A pastor decided to go against the ethics of his profession by indirectly castigating a particular member of his church with his entire sermon. He went on and on about people who would not submit to authority, people who thought they knew when they really did not know and people whose financial success had gotten to their heads and made them unresponsive to spiritual things. All through the sermon he kept looking in the direction of the man, who listened with rapt attention. After the service, the man walked straight to the pastor with a wry smile and said, “Congratulations Pastor. That was an absolutely brilliant sermon. It’s a pity that those who should have heard this didn’t come today.”
Since I posted my thoughts on “Why I Left church So Angry” on this blog, I have had an incredible flurry of responses from all over the world. Reactions have largely been admissions of mediocrity or anger at the status quo. A number of people felt that their own thoughts on the need for excellence in everything African had been captured. What seemed largely missing was that personal ownership and sense of responsibility manifested by a stated commitment to demonstrate the high standards, leadership and values that we all seemed to expect.
While it is easy to blame governments, colonial masters, our forefathers or the world order for any undesirable situation, the higher calling is to take charge of that change and to make a difference starting from our own small corner. The late Michael Jackson captures this best in his song “Man in the Mirror” when he sang:
I’m starting with the man in the mirror.
I’m asking him to change his ways.
No other message could have been any clearer.
If you wanna make the world a better place,
Take a look at yourself and then make a change.
The socio-economic transformation of our continent or the “African Spring” must begin from our homes, workplaces, neighbourhood, our churches or wherever we find ourselves. Interestingly, while a number of young people are responding to calls for a culture of entrepreneurship and excellence as the way forward for Africa, others are making little or no effort. As a conference speaker, I sometimes leave an event highly charged at the sight of many young executives and entrepreneurs determined to make a difference only to drive past another group of young people crowded outside a night club and engaging in all manner of vices in the full glare of the public. I sometimes pause and ask myself if there is anything I can do to help them. I have tried in some instances to engage such people with ‘interesting’ results.
A leader cannot help everyone. A pastor cannot change everyone in their congregation. A manager simply cannot keep everyone in their company. I have come to the humble conclusion that I cannot help everyone. I have therefore compiled my own list ‘unhelpable’ people. This may help you understand why you have had little success in helping some people. Even more importantly, it should help take a closer look at yourself and if you find these behaviours in your own life, to initiate immediate change. Here is my list of the ten kinds of people no one can help.
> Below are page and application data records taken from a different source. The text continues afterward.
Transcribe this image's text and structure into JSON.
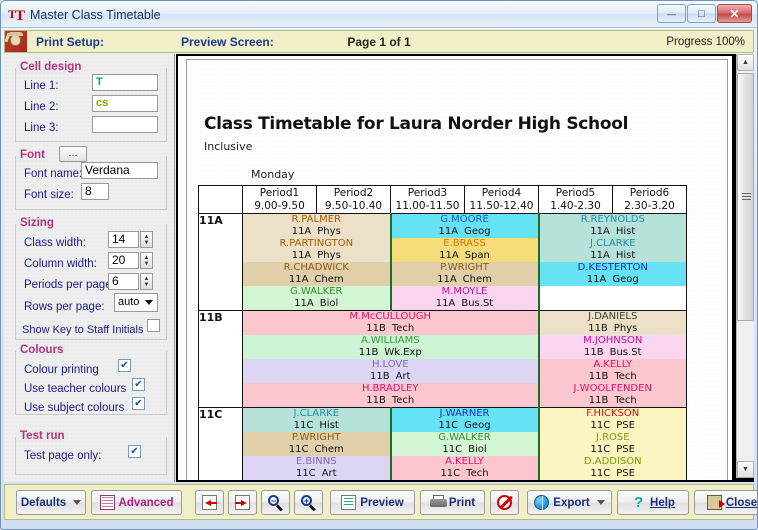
{
  "window": {
    "title": "Master Class Timetable",
    "app_icon": "tt-logo-icon",
    "minimize_glyph": "—",
    "maximize_glyph": "□",
    "close_glyph": "✕"
  },
  "header": {
    "print_setup_label": "Print Setup:",
    "preview_screen_label": "Preview Screen:",
    "page_label": "Page 1 of 1",
    "progress_label": "Progress 100%"
  },
  "sidebar": {
    "cell_design": {
      "title": "Cell design",
      "fields": [
        {
          "label": "Line 1:",
          "value": "T",
          "color": "#00a08a"
        },
        {
          "label": "Line 2:",
          "value": "cs",
          "color": "#8aa000"
        },
        {
          "label": "Line 3:",
          "value": "",
          "color": "#000000"
        }
      ]
    },
    "font": {
      "title": "Font",
      "browse_label": "...",
      "name_label": "Font name:",
      "name_value": "Verdana",
      "size_label": "Font size:",
      "size_value": "8"
    },
    "sizing": {
      "title": "Sizing",
      "class_width_label": "Class width:",
      "class_width_value": "14",
      "column_width_label": "Column width:",
      "column_width_value": "20",
      "periods_label": "Periods per page:",
      "periods_value": "6",
      "rows_label": "Rows per page:",
      "rows_value": "auto",
      "show_key_label": "Show Key to Staff Initials",
      "show_key_checked": false
    },
    "colours": {
      "title": "Colours",
      "items": [
        {
          "label": "Colour printing",
          "checked": true
        },
        {
          "label": "Use teacher colours",
          "checked": true
        },
        {
          "label": "Use subject colours",
          "checked": true
        }
      ]
    },
    "test_run": {
      "title": "Test run",
      "label": "Test page only:",
      "checked": true
    }
  },
  "document": {
    "title": "Class Timetable for Laura Norder High School",
    "subtitle": "Inclusive",
    "day_label": "Monday",
    "periods": [
      {
        "name": "Period1",
        "time": "9.00-9.50"
      },
      {
        "name": "Period2",
        "time": "9.50-10.40"
      },
      {
        "name": "Period3",
        "time": "11.00-11.50"
      },
      {
        "name": "Period4",
        "time": "11.50-12.40"
      },
      {
        "name": "Period5",
        "time": "1.40-2.30"
      },
      {
        "name": "Period6",
        "time": "2.30-3.20"
      }
    ],
    "rows": [
      {
        "class": "11A",
        "blocks": [
          {
            "span": 2,
            "lessons": [
              {
                "teacher": "R.PALMER",
                "class": "11A",
                "subject": "Phys",
                "bg": "#ede0c8",
                "fg": "#a06000"
              },
              {
                "teacher": "R.PARTINGTON",
                "class": "11A",
                "subject": "Phys",
                "bg": "#ede0c8",
                "fg": "#a06000"
              },
              {
                "teacher": "R.CHADWICK",
                "class": "11A",
                "subject": "Chem",
                "bg": "#e0cfa8",
                "fg": "#8a5a10"
              },
              {
                "teacher": "G.WALKER",
                "class": "11A",
                "subject": "Biol",
                "bg": "#d4f5d4",
                "fg": "#2f8f2f"
              }
            ]
          },
          {
            "span": 2,
            "lessons": [
              {
                "teacher": "G.MOORE",
                "class": "11A",
                "subject": "Geog",
                "bg": "#66e2f5",
                "fg": "#1560b0"
              },
              {
                "teacher": "E.BRASS",
                "class": "11A",
                "subject": "Span",
                "bg": "#f5dd7a",
                "fg": "#e07000"
              },
              {
                "teacher": "P.WRIGHT",
                "class": "11A",
                "subject": "Chem",
                "bg": "#e0cfa8",
                "fg": "#8a5a10"
              },
              {
                "teacher": "M.MOYLE",
                "class": "11A",
                "subject": "Bus.St",
                "bg": "#fcd6f0",
                "fg": "#c0109a"
              }
            ]
          },
          {
            "span": 2,
            "lessons": [
              {
                "teacher": "R.REYNOLDS",
                "class": "11A",
                "subject": "Hist",
                "bg": "#b6e2da",
                "fg": "#1e8fa8"
              },
              {
                "teacher": "J.CLARKE",
                "class": "11A",
                "subject": "Hist",
                "bg": "#b6e2da",
                "fg": "#1e8fa8"
              },
              {
                "teacher": "D.KESTERTON",
                "class": "11A",
                "subject": "Geog",
                "bg": "#66e2f5",
                "fg": "#1030c0"
              },
              {
                "teacher": "",
                "class": "",
                "subject": "",
                "bg": "#ffffff",
                "fg": "#ffffff"
              }
            ]
          }
        ]
      },
      {
        "class": "11B",
        "blocks": [
          {
            "span": 4,
            "lessons": [
              {
                "teacher": "M.McCULLOUGH",
                "class": "11B",
                "subject": "Tech",
                "bg": "#fcc6cf",
                "fg": "#e01070"
              },
              {
                "teacher": "A.WILLIAMS",
                "class": "11B",
                "subject": "Wk.Exp",
                "bg": "#cdf3d5",
                "fg": "#3a9a3a"
              },
              {
                "teacher": "H.LOVE",
                "class": "11B",
                "subject": "Art",
                "bg": "#ded5f5",
                "fg": "#7a6ab0"
              },
              {
                "teacher": "H.BRADLEY",
                "class": "11B",
                "subject": "Tech",
                "bg": "#fcc6cf",
                "fg": "#e01070"
              }
            ]
          },
          {
            "span": 2,
            "lessons": [
              {
                "teacher": "J.DANIELS",
                "class": "11B",
                "subject": "Phys",
                "bg": "#ede0c8",
                "fg": "#3a3a3a"
              },
              {
                "teacher": "M.JOHNSON",
                "class": "11B",
                "subject": "Bus.St",
                "bg": "#fcd6f0",
                "fg": "#c0109a"
              },
              {
                "teacher": "A.KELLY",
                "class": "11B",
                "subject": "Tech",
                "bg": "#fcc6cf",
                "fg": "#e01070"
              },
              {
                "teacher": "J.WOOLFENDEN",
                "class": "11B",
                "subject": "Tech",
                "bg": "#fcc6cf",
                "fg": "#e01070"
              }
            ]
          }
        ]
      },
      {
        "class": "11C",
        "blocks": [
          {
            "span": 2,
            "lessons": [
              {
                "teacher": "J.CLARKE",
                "class": "11C",
                "subject": "Hist",
                "bg": "#b6e2da",
                "fg": "#1e8fa8"
              },
              {
                "teacher": "P.WRIGHT",
                "class": "11C",
                "subject": "Chem",
                "bg": "#e0cfa8",
                "fg": "#8a5a10"
              },
              {
                "teacher": "E.BINNS",
                "class": "11C",
                "subject": "Art",
                "bg": "#ded5f5",
                "fg": "#7a6ab0"
              }
            ]
          },
          {
            "span": 2,
            "lessons": [
              {
                "teacher": "J.WARNER",
                "class": "11C",
                "subject": "Geog",
                "bg": "#66e2f5",
                "fg": "#1030c0"
              },
              {
                "teacher": "G.WALKER",
                "class": "11C",
                "subject": "Biol",
                "bg": "#d4f5d4",
                "fg": "#2f8f2f"
              },
              {
                "teacher": "A.KELLY",
                "class": "11C",
                "subject": "Tech",
                "bg": "#fcc6cf",
                "fg": "#e01070"
              }
            ]
          },
          {
            "span": 2,
            "lessons": [
              {
                "teacher": "F.HICKSON",
                "class": "11C",
                "subject": "PSE",
                "bg": "#fcf5c0",
                "fg": "#d01010"
              },
              {
                "teacher": "J.ROSE",
                "class": "11C",
                "subject": "PSE",
                "bg": "#fcf5c0",
                "fg": "#7a9a10"
              },
              {
                "teacher": "D.ADDISON",
                "class": "11C",
                "subject": "PSE",
                "bg": "#fcf5c0",
                "fg": "#7a9a10"
              }
            ]
          }
        ]
      }
    ]
  },
  "scrollbar": {
    "up_glyph": "▲",
    "down_glyph": "▼"
  },
  "toolbar": {
    "defaults_label": "Defaults",
    "advanced_label": "Advanced",
    "prev_page_icon": "arrow-left-icon",
    "next_page_icon": "arrow-right-icon",
    "zoom_out_icon": "magnifier-minus-icon",
    "zoom_in_icon": "magnifier-plus-icon",
    "preview_label": "Preview",
    "print_label": "Print",
    "cancel_icon": "no-entry-icon",
    "export_label": "Export",
    "help_label": "Help",
    "close_label": "Close"
  }
}
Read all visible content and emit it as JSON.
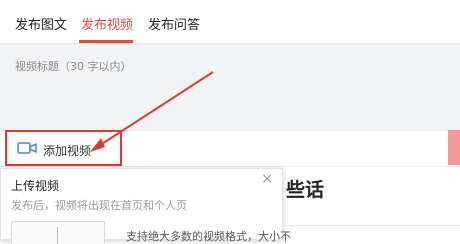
{
  "tabs": [
    {
      "label": "发布图文",
      "active": false
    },
    {
      "label": "发布视频",
      "active": true
    },
    {
      "label": "发布问答",
      "active": false
    }
  ],
  "title_input": {
    "placeholder": "视频标题（30 字以内）"
  },
  "add_video": {
    "label": "添加视频",
    "icon": "video-camera-icon"
  },
  "popup": {
    "title": "上传视频",
    "close": "×",
    "description": "发布后，视频将出现在首页和个人页",
    "hint": "支持绝大多数的视频格式，大小不"
  },
  "background_heading": "些话",
  "colors": {
    "accent": "#e8453c",
    "annotation": "#d93b34"
  }
}
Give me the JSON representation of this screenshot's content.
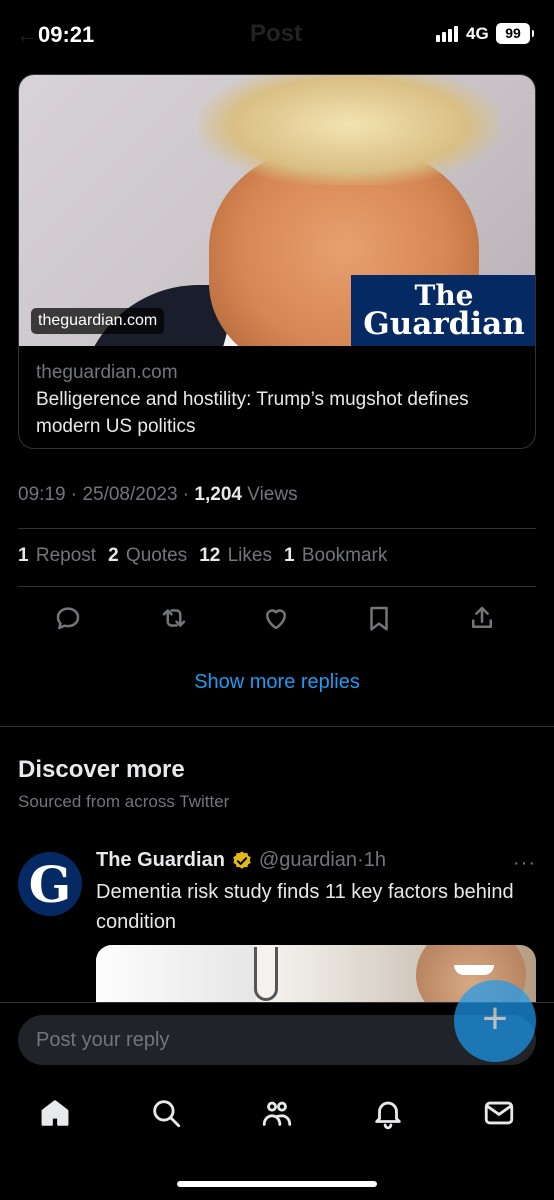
{
  "status_bar": {
    "time": "09:21",
    "network": "4G",
    "battery": "99",
    "ghost_title": "Post",
    "ghost_back": "←"
  },
  "link_card": {
    "image_source_label": "theguardian.com",
    "logo_line1": "The",
    "logo_line2": "Guardian",
    "domain": "theguardian.com",
    "title": "Belligerence and hostility: Trump’s mugshot defines modern US politics"
  },
  "meta": {
    "time": "09:19",
    "sep1": "·",
    "date": "25/08/2023",
    "sep2": "·",
    "views_count": "1,204",
    "views_label": "Views"
  },
  "stats": {
    "reposts_count": "1",
    "reposts_label": "Repost",
    "quotes_count": "2",
    "quotes_label": "Quotes",
    "likes_count": "12",
    "likes_label": "Likes",
    "bookmarks_count": "1",
    "bookmarks_label": "Bookmark"
  },
  "actions": {
    "icons": [
      "reply-icon",
      "repost-icon",
      "like-icon",
      "bookmark-icon",
      "share-icon"
    ]
  },
  "show_more_label": "Show more replies",
  "discover": {
    "title": "Discover more",
    "subtitle": "Sourced from across Twitter"
  },
  "tweet": {
    "avatar_letter": "G",
    "name": "The Guardian",
    "handle": "@guardian",
    "dot": "·",
    "time": "1h",
    "more": "···",
    "text": "Dementia risk study finds 11 key factors behind condition"
  },
  "fab_label": "+",
  "reply": {
    "placeholder": "Post your reply"
  },
  "colors": {
    "accent": "#1d9bf0",
    "background": "#000000",
    "text_primary": "#e7e9ea",
    "text_secondary": "#71767b",
    "divider": "#2f3336",
    "guardian_blue": "#052962",
    "verified_gold": "#e2b719"
  }
}
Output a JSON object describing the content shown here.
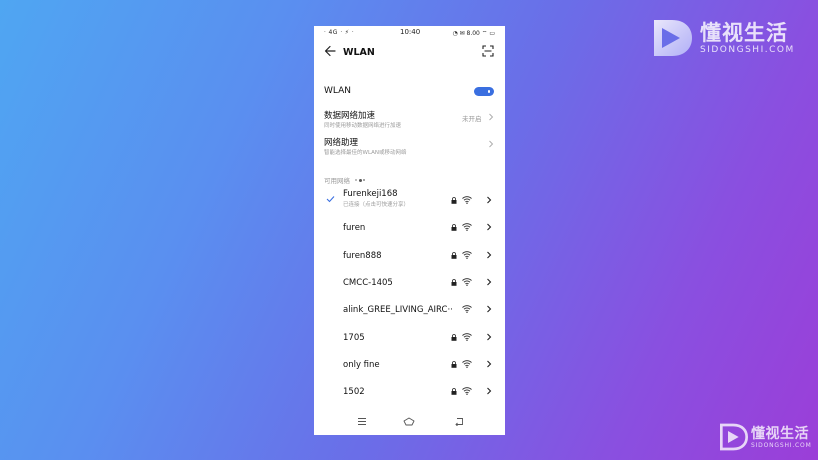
{
  "watermark": {
    "primary_text": "懂视生活",
    "primary_sub": "SIDONGSHI.COM",
    "secondary_text": "懂视生活",
    "secondary_sub": "SIDONGSHI.COM"
  },
  "status_bar": {
    "left_icons_text": "ᐧ 4G ᐧ ⚡ ᐧ",
    "time": "10:40",
    "right_text": "◔ ✉ 8.00 ⌔ ▭"
  },
  "header": {
    "title": "WLAN",
    "back_icon": "back-arrow-icon",
    "scan_icon": "scan-icon"
  },
  "wlan_toggle": {
    "label": "WLAN",
    "state": "on",
    "color": "#3a6fe0"
  },
  "settings": [
    {
      "title": "数据网络加速",
      "subtitle": "同时使用移动数据网络进行加速",
      "value": "未开启"
    },
    {
      "title": "网络助理",
      "subtitle": "智能选择最佳的WLAN或移动网络",
      "value": ""
    }
  ],
  "section_label": "可用网络",
  "networks": [
    {
      "name": "Furenkeji168",
      "status": "已连接（点击可快速分享）",
      "connected": true,
      "locked": true
    },
    {
      "name": "furen",
      "status": "",
      "connected": false,
      "locked": true
    },
    {
      "name": "furen888",
      "status": "",
      "connected": false,
      "locked": true
    },
    {
      "name": "CMCC-1405",
      "status": "",
      "connected": false,
      "locked": true
    },
    {
      "name": "alink_GREE_LIVING_AIRC··",
      "status": "",
      "connected": false,
      "locked": false
    },
    {
      "name": "1705",
      "status": "",
      "connected": false,
      "locked": true
    },
    {
      "name": "only fine",
      "status": "",
      "connected": false,
      "locked": true
    },
    {
      "name": "1502",
      "status": "",
      "connected": false,
      "locked": true
    }
  ],
  "navbar": {
    "menu_icon": "menu-icon",
    "home_icon": "home-icon",
    "back_icon": "nav-back-icon"
  }
}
Having read all ten, it would be a perfect time to pause to look at the man or woman in the mirror. If one or more of these attitudes or behaviours are present in your life, you could be cutting short your supply of help. Do something about that today.
Peace & Many Blessings!!!
PS. If you think someone could be challenged by this post, kindly share the link with them. God bless you.